*HOW TO COMPLETE THIS TASK*:
Go through the listing below and return each line that includes "image".

========================================================================

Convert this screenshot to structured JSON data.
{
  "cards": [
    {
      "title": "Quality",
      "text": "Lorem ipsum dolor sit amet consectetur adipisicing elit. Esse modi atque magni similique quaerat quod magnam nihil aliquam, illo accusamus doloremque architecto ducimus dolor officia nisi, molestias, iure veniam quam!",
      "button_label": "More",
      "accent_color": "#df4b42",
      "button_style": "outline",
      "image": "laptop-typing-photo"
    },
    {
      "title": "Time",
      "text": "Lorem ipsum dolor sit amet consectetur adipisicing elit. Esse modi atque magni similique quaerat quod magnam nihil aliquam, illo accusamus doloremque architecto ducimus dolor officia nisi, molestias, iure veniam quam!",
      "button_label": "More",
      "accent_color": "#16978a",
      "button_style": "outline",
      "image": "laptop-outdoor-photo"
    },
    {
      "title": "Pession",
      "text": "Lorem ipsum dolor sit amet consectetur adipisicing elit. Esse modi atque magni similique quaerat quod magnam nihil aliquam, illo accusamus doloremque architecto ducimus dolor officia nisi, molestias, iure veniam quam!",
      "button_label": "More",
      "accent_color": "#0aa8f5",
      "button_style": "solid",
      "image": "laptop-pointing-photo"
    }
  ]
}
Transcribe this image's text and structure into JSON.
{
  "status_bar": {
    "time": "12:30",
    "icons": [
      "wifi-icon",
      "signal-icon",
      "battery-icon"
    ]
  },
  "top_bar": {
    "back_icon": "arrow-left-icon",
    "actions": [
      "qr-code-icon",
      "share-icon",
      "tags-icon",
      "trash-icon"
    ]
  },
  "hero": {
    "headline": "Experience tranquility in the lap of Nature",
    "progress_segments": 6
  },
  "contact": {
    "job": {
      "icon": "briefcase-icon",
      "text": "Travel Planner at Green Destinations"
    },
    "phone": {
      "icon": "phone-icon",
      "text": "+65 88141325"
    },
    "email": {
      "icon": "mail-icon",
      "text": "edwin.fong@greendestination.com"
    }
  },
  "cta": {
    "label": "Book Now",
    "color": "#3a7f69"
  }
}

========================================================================

*SOLUTION TO THIS EXERCISE*:
      "image": "laptop-typing-photo"
      "image": "laptop-outdoor-photo"
      "image": "laptop-pointing-photo"
Transcribe this image's text and structure into JSON.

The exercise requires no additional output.